At one point, my relationship with my father was such a struggle that I assumed we’d be estranged as soon as I moved out of my parents’ house. Thankfully, the older I got, the more my father and I managed to understand each other. As I developed more of a voice, my father had no choice but to hear me, and I finally got to say everything I’d always wanted to. I realized that while he might not be able to change, it was not too late for me.

Oddly enough, the more I’ve worked on my relationship with my father over the years, the more comfortable and confident I’ve become expressing my feelings. The best part? I’ve totally overhauled my outlook on dating and reshaped my ideas about what makes a guy attractive.

Today, my father and I may not have the most perfect relationship, but we sure do have a great one. Now, I feel completely comfortable calling him for advice, or even just to say, “I love you,” without being terrified of rejection. It might sound silly, but my father and I have come very far. We’re at the point where we can genuinely hug and in his arms, I truly feel that he couldn’t be more proud of everything I’ve accomplished. He also appreciates that I am an individual, and he’s accepted that he has to let me live the way I want to. I know that he regrets not being around much when I was younger and failing to give me the emotional support I craved, but we have been able to make up for it these past few years and I wouldn’t change a thing about our story.

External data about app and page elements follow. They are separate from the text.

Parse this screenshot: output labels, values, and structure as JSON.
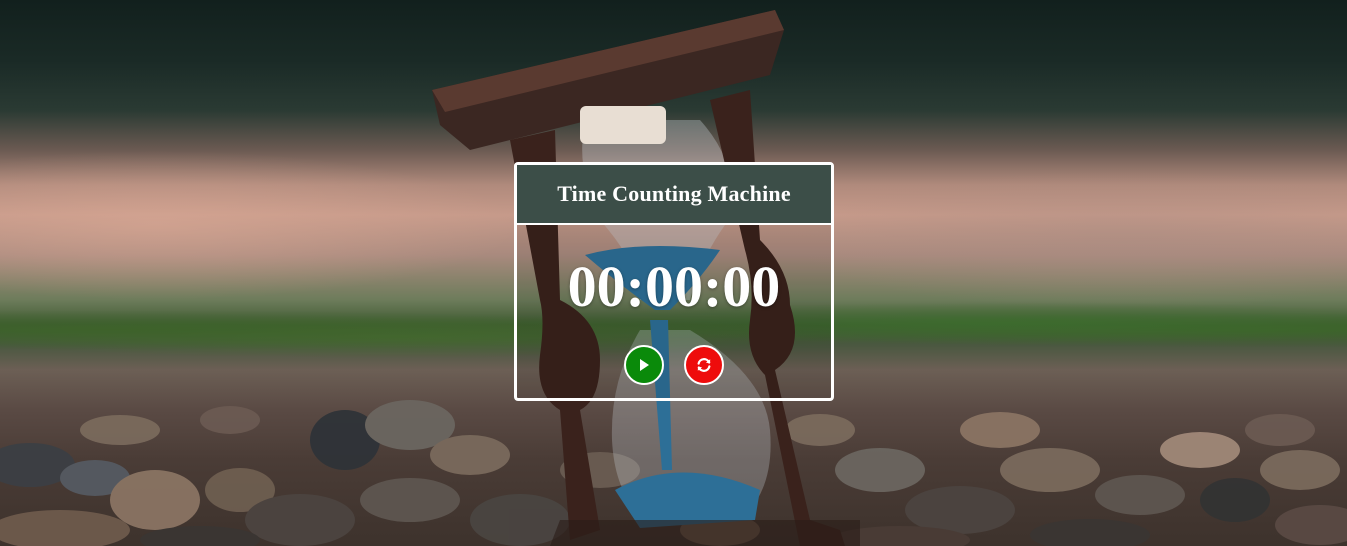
{
  "timer": {
    "title": "Time Counting Machine",
    "display": "00:00:00"
  },
  "controls": {
    "start": {
      "icon": "play-icon",
      "color": "#0a8a0a"
    },
    "reset": {
      "icon": "refresh-icon",
      "color": "#ee0c0c"
    }
  },
  "colors": {
    "header_bg": "#3c4e48",
    "border": "#ffffff",
    "text": "#ffffff"
  }
}
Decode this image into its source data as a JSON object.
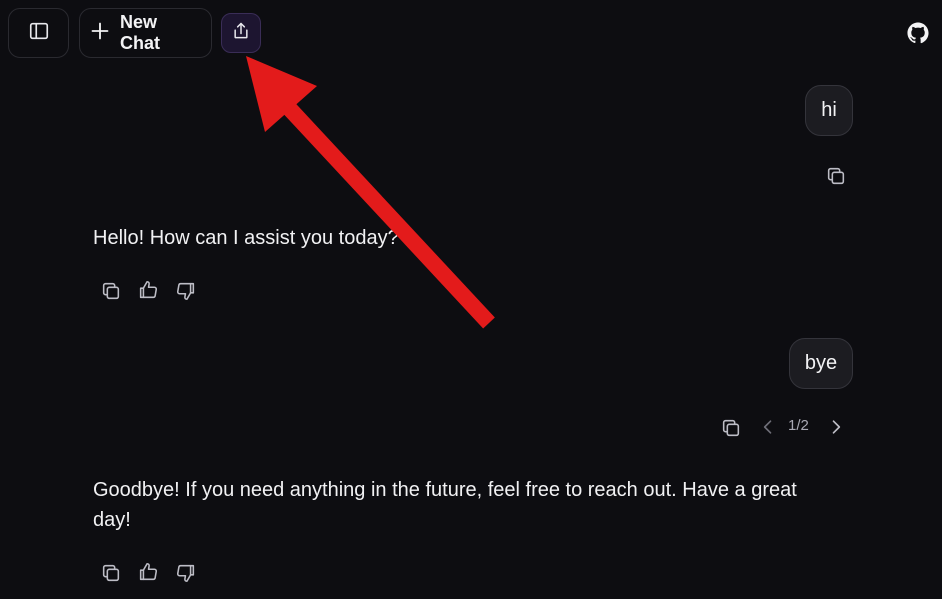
{
  "toolbar": {
    "new_chat_label": "New Chat",
    "icons": [
      "sidebar-toggle-icon",
      "plus-icon",
      "share-icon",
      "github-icon"
    ]
  },
  "messages": [
    {
      "role": "user",
      "text": "hi"
    },
    {
      "role": "assistant",
      "text": "Hello! How can I assist you today?"
    },
    {
      "role": "user",
      "text": "bye",
      "pager": "1/2"
    },
    {
      "role": "assistant",
      "text": "Goodbye! If you need anything in the future, feel free to reach out. Have a great day!"
    }
  ],
  "colors": {
    "background": "#0d0d11",
    "bubble": "#1c1c21",
    "share_button": "#1d1530",
    "annotation_arrow": "#e31b1b"
  }
}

I look up to my father. He is definitely my hero and I love my family more than words can describe. I now understand why he did what he did and I’ve accepted the past in order to move on to a more rewarding future.

For my dad’s latest birthday, I wrote him this poem expressing how I’ve felt over the years:

I’m writing a poem for you dad

Because I want you to hear me out

After everything we’ve been through dad

I can’t imagine a day without

The way we used to be dad

Truly breaks my heart

All that time that we’ve wasted dad

I don’t even know where to start

How do you think it made me feel dad

for all the things you didn’t do

You never kissed or hugged me dad

Or ever said “I love you”

I just wanted you to love me dad

And accept me for my flaws

If only you stopped lecturing me dad

And for once hugged me just because

But times have now changed dad

and there is nothing you won’t do

you treat me like your little princess dad

after everything that we’ve been through

The way you look at me now dad

No one can take that away

There’s so much love in your eyes dad

Which is why I know we’ll be okay

Please listen to my words dad

For they are all that I can say

I’m so proud to call me yours dad

I’ve grown to love you more each day

So that’s that. Daddy issues, the Violet Benson way. Thought Catalog Logo Mark

This post originally appeared on DaddyIssuesLA.

About the author

Violet Benson

I’m the girl behind the DaddyIssues brand. Download my app, SlayMoji!

More From Thought Catalog